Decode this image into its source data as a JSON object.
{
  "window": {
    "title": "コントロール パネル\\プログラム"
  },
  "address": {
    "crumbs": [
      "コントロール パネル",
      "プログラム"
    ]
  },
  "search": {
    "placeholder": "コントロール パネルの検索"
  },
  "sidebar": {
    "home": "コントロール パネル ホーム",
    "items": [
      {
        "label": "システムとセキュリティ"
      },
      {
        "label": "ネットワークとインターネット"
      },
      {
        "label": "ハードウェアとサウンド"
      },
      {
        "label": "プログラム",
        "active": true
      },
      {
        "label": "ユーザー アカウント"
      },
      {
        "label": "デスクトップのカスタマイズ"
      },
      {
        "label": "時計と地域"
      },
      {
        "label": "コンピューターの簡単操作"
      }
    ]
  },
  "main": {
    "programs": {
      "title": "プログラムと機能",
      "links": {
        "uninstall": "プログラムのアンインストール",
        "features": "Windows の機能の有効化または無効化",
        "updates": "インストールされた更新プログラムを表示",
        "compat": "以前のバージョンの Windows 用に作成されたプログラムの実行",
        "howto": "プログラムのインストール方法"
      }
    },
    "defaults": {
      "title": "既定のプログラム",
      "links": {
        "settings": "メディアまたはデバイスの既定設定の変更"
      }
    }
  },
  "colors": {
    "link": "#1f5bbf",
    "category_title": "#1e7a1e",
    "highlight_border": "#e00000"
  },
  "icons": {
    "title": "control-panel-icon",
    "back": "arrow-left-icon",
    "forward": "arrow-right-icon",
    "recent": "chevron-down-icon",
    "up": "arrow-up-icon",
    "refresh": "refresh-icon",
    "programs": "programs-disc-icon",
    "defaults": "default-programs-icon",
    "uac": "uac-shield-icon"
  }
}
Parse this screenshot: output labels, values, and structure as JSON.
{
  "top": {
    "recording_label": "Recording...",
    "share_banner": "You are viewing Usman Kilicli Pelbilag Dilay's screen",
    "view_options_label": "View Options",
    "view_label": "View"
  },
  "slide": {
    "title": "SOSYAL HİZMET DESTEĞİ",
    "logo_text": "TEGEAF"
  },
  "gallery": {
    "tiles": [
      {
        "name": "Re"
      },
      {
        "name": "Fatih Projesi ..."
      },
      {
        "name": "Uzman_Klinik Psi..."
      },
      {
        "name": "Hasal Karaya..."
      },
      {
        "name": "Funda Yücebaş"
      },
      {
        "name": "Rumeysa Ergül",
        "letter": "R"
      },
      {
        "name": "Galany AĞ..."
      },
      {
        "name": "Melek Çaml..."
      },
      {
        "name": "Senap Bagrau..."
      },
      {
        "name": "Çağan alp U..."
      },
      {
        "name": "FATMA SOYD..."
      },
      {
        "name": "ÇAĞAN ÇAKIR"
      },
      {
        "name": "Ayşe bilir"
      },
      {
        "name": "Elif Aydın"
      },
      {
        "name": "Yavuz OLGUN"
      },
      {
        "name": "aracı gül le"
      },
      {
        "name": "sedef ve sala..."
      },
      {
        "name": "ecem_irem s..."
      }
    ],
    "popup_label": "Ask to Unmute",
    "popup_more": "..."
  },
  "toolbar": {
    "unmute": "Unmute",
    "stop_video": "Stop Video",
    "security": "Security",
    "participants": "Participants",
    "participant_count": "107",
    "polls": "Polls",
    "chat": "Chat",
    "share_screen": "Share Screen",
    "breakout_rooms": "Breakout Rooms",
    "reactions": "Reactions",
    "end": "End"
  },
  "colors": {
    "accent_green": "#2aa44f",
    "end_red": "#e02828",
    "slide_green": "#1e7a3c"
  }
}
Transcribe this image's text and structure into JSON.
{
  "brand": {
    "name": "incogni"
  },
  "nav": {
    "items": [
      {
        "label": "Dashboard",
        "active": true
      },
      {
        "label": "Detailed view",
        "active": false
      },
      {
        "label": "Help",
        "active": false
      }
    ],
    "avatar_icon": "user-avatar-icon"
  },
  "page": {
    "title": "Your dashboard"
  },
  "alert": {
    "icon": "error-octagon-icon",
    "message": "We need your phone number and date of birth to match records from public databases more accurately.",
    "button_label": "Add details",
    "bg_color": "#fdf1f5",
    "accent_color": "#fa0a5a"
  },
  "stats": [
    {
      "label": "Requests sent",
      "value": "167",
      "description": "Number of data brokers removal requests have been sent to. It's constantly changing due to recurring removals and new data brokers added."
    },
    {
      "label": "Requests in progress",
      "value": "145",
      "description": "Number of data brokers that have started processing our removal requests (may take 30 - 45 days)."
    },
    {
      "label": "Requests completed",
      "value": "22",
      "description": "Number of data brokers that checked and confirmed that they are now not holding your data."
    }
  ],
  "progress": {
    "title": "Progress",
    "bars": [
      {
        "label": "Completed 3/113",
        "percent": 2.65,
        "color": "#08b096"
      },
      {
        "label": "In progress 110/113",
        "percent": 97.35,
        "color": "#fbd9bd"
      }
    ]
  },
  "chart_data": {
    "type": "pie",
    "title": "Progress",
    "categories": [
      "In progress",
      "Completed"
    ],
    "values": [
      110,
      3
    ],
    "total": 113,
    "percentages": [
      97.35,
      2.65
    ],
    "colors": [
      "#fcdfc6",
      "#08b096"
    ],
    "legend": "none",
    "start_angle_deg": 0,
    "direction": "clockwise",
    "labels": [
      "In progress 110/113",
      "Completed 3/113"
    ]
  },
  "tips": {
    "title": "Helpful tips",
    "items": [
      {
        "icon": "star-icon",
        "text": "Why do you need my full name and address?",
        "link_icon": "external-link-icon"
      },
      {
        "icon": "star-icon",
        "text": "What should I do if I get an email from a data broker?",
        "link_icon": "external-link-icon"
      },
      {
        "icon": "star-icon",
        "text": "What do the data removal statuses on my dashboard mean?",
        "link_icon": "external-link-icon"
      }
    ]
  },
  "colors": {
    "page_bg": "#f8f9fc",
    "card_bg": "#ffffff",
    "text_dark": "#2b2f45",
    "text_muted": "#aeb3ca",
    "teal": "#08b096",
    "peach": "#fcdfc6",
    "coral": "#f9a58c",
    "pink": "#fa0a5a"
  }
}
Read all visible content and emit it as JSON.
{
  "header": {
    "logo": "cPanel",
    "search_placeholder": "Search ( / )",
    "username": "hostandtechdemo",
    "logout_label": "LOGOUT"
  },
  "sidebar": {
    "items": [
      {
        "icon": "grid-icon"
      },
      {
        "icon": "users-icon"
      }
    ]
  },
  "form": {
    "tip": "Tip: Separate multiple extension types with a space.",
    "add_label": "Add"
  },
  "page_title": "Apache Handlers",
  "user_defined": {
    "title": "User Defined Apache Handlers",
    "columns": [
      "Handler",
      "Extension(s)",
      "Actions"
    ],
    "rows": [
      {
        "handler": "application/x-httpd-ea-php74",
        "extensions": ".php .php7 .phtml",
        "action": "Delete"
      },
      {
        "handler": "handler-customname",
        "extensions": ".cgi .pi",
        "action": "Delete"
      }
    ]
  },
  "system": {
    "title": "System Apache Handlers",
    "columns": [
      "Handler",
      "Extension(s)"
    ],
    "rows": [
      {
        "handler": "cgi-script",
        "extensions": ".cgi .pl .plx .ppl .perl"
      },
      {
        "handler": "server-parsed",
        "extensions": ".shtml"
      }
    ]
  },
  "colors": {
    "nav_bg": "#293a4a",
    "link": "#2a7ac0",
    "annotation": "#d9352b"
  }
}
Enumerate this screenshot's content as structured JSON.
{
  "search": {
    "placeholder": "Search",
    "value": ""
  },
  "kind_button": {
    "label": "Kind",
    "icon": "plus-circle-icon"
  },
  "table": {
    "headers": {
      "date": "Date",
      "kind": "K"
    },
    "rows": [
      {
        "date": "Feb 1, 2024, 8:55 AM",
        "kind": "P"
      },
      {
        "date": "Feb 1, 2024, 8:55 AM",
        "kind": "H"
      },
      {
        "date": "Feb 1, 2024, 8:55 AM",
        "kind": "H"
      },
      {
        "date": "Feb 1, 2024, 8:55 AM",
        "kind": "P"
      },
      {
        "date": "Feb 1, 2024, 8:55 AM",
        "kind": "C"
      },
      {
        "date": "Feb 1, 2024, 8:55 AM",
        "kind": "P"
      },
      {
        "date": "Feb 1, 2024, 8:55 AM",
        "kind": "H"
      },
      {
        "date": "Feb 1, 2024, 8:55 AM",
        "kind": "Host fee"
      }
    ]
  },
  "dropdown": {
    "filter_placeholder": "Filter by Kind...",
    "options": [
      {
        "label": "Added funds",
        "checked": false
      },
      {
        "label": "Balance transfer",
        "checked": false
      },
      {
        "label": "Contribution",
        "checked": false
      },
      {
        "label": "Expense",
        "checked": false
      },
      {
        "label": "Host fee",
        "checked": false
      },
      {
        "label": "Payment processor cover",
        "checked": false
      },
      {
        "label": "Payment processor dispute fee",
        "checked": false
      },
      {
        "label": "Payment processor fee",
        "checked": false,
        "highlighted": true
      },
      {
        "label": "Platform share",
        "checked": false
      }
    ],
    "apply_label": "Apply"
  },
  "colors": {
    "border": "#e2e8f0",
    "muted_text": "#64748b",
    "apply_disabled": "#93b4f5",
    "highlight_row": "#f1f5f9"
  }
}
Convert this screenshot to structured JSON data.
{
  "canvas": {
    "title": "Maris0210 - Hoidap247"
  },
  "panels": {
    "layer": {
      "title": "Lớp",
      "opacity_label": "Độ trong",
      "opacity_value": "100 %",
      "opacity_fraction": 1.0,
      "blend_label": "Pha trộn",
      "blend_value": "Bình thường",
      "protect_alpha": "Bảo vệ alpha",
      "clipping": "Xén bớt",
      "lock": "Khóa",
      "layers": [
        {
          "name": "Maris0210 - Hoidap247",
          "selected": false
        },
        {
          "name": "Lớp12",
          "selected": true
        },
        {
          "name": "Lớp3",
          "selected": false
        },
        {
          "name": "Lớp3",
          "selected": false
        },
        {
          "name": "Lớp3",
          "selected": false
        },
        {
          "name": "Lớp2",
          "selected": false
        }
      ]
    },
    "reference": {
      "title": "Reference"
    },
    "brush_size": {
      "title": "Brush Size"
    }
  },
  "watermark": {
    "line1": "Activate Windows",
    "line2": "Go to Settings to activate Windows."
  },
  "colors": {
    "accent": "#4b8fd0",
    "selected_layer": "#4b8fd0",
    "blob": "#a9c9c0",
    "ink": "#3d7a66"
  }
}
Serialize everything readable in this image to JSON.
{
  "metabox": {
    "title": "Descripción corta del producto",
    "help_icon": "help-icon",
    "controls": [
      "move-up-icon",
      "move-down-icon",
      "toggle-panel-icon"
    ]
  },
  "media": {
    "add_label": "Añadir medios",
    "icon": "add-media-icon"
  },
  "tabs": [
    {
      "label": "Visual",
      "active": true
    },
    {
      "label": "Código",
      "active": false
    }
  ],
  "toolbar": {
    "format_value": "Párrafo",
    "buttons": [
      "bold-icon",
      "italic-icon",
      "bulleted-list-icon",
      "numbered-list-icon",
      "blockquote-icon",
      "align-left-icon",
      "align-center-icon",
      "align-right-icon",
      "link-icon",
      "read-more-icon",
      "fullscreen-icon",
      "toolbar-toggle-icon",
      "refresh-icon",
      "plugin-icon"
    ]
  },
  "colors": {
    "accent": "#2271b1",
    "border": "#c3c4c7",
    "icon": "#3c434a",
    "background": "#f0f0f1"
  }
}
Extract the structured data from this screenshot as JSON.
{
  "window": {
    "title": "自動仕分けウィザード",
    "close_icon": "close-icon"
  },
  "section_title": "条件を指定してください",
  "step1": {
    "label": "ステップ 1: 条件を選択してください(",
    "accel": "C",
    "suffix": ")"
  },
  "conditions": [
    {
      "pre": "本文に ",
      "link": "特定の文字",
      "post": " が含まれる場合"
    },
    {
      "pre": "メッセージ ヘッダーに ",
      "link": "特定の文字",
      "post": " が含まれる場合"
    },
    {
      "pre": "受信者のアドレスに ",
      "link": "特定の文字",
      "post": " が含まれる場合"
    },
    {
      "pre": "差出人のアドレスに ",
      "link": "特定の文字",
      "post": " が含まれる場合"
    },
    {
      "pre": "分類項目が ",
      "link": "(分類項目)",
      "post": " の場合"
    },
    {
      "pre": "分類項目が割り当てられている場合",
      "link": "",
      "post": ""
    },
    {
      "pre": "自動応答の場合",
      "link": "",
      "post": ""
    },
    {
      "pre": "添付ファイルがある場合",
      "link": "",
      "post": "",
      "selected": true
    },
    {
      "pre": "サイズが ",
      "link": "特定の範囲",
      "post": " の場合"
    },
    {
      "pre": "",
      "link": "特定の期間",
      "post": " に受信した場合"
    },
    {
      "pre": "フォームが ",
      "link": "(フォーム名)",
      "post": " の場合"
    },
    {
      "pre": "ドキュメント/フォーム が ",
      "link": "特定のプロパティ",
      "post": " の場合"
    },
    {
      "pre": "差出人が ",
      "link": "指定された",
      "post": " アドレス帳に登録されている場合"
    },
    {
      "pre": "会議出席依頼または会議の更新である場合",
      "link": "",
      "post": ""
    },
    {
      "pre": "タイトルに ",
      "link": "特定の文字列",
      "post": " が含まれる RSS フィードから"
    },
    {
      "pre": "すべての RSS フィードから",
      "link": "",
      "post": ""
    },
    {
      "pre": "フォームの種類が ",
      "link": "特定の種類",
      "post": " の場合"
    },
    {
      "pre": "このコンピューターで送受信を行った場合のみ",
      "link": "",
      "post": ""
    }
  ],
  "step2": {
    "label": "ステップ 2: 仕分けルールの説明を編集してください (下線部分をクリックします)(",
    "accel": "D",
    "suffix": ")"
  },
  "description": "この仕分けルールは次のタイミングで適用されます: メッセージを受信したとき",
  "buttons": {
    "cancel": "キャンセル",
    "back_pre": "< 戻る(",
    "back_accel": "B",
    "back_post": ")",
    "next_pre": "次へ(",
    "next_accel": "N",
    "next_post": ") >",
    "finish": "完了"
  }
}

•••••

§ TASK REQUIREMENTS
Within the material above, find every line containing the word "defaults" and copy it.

§ RESPONSE BELOW
    "defaults": {
    "defaults": "default-programs-icon",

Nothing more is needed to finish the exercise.